In a candid interview, one techno-drone said they’ve changed the names and placement of every function on the menu just to screw with everybody.  He went on to say that software developers do this all the time because all the cool kids in high school made fun of them, and they still haven’t got laid.  He concluded by shouting, “Who’s laughing now, Braaadley?”

Initially, the iThing will be offered in two models: the cheap one you see advertised (which is under powered and worthless) and the outrageously expensive one (which the pirates who made the device know you are going to have to buy eventually, anyway.)  However, Canadian media giants Rogers and Bell — who between them, own everything but the Crown Jewels — are taking a bold new direction as retailers.  “We don’t care about the iThing itself,” they say. “It’s free.  You can have the damn thing for nothing, as long as you sign a 5 year contract of penal servitude so we can charge you for every nanosecond it operates from the minute you turn it on.”

There have already been protests about the predator pricing of the iThing.  A fake YouTube commercial, showing the iThing exploding has already been e-mailed to everyone on the planet, and a Facebook group called “iThing Sucks” has attracted several million members.  Retailers have responded to the criticism by saying, “Big deal!
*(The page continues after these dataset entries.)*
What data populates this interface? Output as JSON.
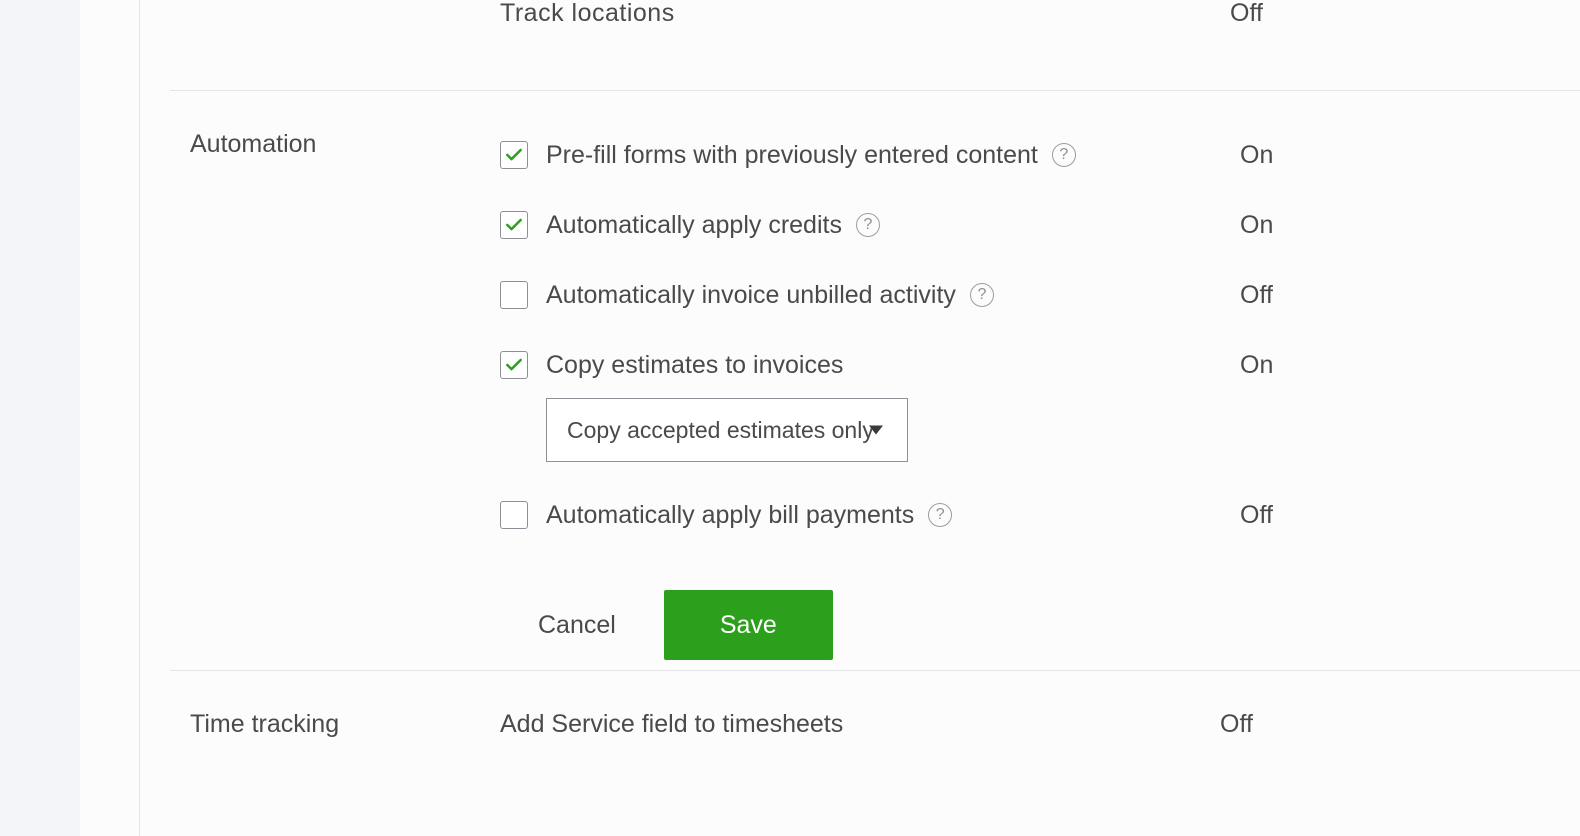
{
  "partial_top": {
    "label": "Track locations",
    "status": "Off"
  },
  "automation": {
    "title": "Automation",
    "rows": [
      {
        "label": "Pre-fill forms with previously entered content",
        "checked": true,
        "help": true,
        "status": "On"
      },
      {
        "label": "Automatically apply credits",
        "checked": true,
        "help": true,
        "status": "On"
      },
      {
        "label": "Automatically invoice unbilled activity",
        "checked": false,
        "help": true,
        "status": "Off"
      },
      {
        "label": "Copy estimates to invoices",
        "checked": true,
        "help": false,
        "status": "On"
      },
      {
        "label": "Automatically apply bill payments",
        "checked": false,
        "help": true,
        "status": "Off"
      }
    ],
    "select_value": "Copy accepted estimates only",
    "cancel_label": "Cancel",
    "save_label": "Save"
  },
  "time_tracking": {
    "title": "Time tracking",
    "label": "Add Service field to timesheets",
    "status": "Off"
  }
}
A bunch of kids and old people have clicked a button on Facebook.  So what?  We’re sold out already, anyway.”

Nebraska Peterson, spokesperson for the three gigantic electronic companies, also responded by saying, “There has been some criticism, but the retail numbers speak for themselves.  This is not a manufactured shortage.  Our customers are saying they want the iThing.  Look at the unholy prices people are getting, reselling it on eBay!  But we’re a family-oriented company and we want parents and grandparents to have something for their loved ones during the Holidays, so we’re offering an opportunity to pre-purchase the next shipment of iThings.  Your purchase comes with a numbered gift card which you can use to track your iThing through the entire distribution process.  We plan to ship fairly quickly, so pre-purchasers should have their iThing within 3 months.”  Peterson admitted, however, that pre-sales had far extended the company’s ability to print the gift cards, and most people are just using their credit card receipts as presents.  She also hinted that there was already a new and improved model, the iThing 2.0 — with tons more memory, better resolution, and a cheaper price tag — which should be in retail outlets on April 1st, 2011.

We now return you to your regular blog.

Therefore, in light of this profound and insightful argument, we can conclude that commercialism hasn’t changed the face of Christmas but merely modified the holiday spirit.